Look through the listing below and count the lines holding "credits". Reply with the number alone.

· · · · ·

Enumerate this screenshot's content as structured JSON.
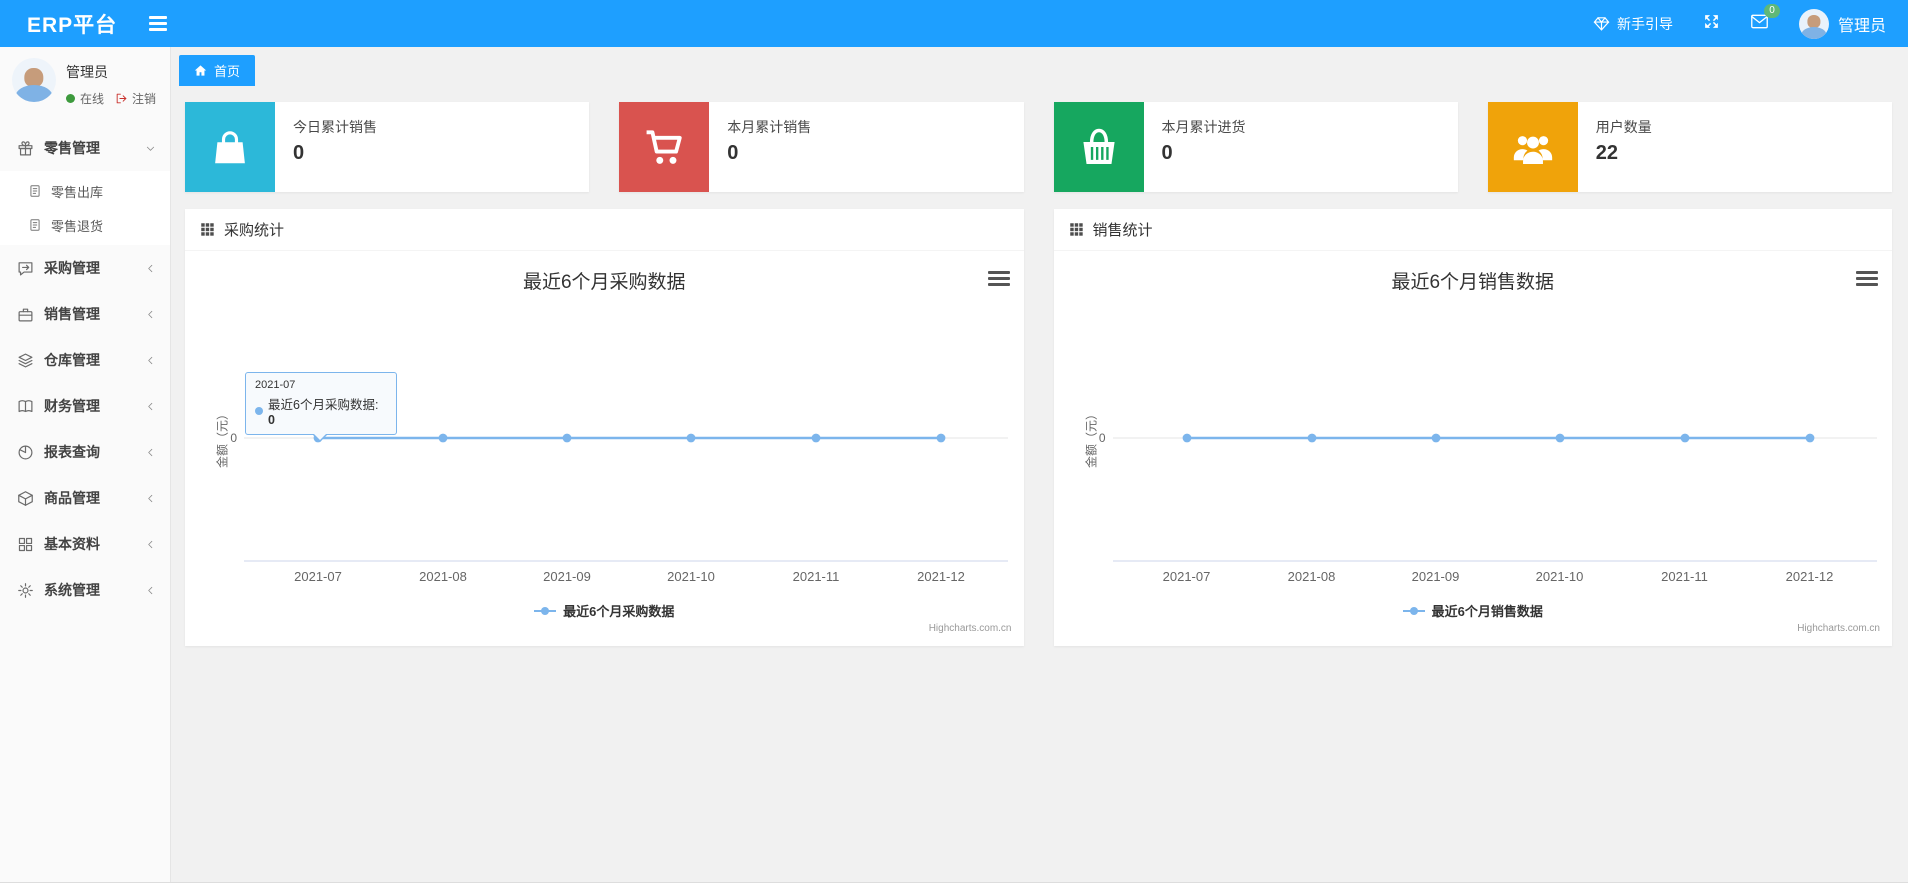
{
  "navbar": {
    "brand": "ERP平台",
    "guide_label": "新手引导",
    "message_count": "0",
    "username": "管理员"
  },
  "sidebar": {
    "user": {
      "name": "管理员",
      "status_label": "在线",
      "logout_label": "注销"
    },
    "menu": [
      {
        "label": "零售管理",
        "icon": "gift-icon",
        "expanded": true,
        "children": [
          {
            "label": "零售出库",
            "icon": "file-icon"
          },
          {
            "label": "零售退货",
            "icon": "file-icon"
          }
        ]
      },
      {
        "label": "采购管理",
        "icon": "chat-square-icon"
      },
      {
        "label": "销售管理",
        "icon": "briefcase-icon"
      },
      {
        "label": "仓库管理",
        "icon": "layers-icon"
      },
      {
        "label": "财务管理",
        "icon": "book-icon"
      },
      {
        "label": "报表查询",
        "icon": "pie-chart-icon"
      },
      {
        "label": "商品管理",
        "icon": "box-icon"
      },
      {
        "label": "基本资料",
        "icon": "grid-icon"
      },
      {
        "label": "系统管理",
        "icon": "gear-icon"
      }
    ]
  },
  "tabs": {
    "home_label": "首页"
  },
  "cards": [
    {
      "label": "今日累计销售",
      "value": "0",
      "color": "#2cb8d9",
      "icon": "shopping-bag-icon"
    },
    {
      "label": "本月累计销售",
      "value": "0",
      "color": "#d9534f",
      "icon": "shopping-cart-icon"
    },
    {
      "label": "本月累计进货",
      "value": "0",
      "color": "#16a75f",
      "icon": "shopping-basket-icon"
    },
    {
      "label": "用户数量",
      "value": "22",
      "color": "#f0a30a",
      "icon": "users-icon"
    }
  ],
  "panels": [
    {
      "header": "采购统计"
    },
    {
      "header": "销售统计"
    }
  ],
  "chart_data": [
    {
      "type": "line",
      "title": "最近6个月采购数据",
      "categories": [
        "2021-07",
        "2021-08",
        "2021-09",
        "2021-10",
        "2021-11",
        "2021-12"
      ],
      "series": [
        {
          "name": "最近6个月采购数据",
          "values": [
            0,
            0,
            0,
            0,
            0,
            0
          ]
        }
      ],
      "ylabel": "金额（元）",
      "ytick": "0",
      "line_color": "#7cb5ec",
      "legend_position": "bottom",
      "grid": "zero-line-only",
      "credits": "Highcharts.com.cn",
      "tooltip": {
        "header": "2021-07",
        "label": "最近6个月采购数据: ",
        "value": "0"
      }
    },
    {
      "type": "line",
      "title": "最近6个月销售数据",
      "categories": [
        "2021-07",
        "2021-08",
        "2021-09",
        "2021-10",
        "2021-11",
        "2021-12"
      ],
      "series": [
        {
          "name": "最近6个月销售数据",
          "values": [
            0,
            0,
            0,
            0,
            0,
            0
          ]
        }
      ],
      "ylabel": "金额（元）",
      "ytick": "0",
      "line_color": "#7cb5ec",
      "legend_position": "bottom",
      "grid": "zero-line-only",
      "credits": "Highcharts.com.cn"
    }
  ]
}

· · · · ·

> _WRITTEN SOLUTION_
2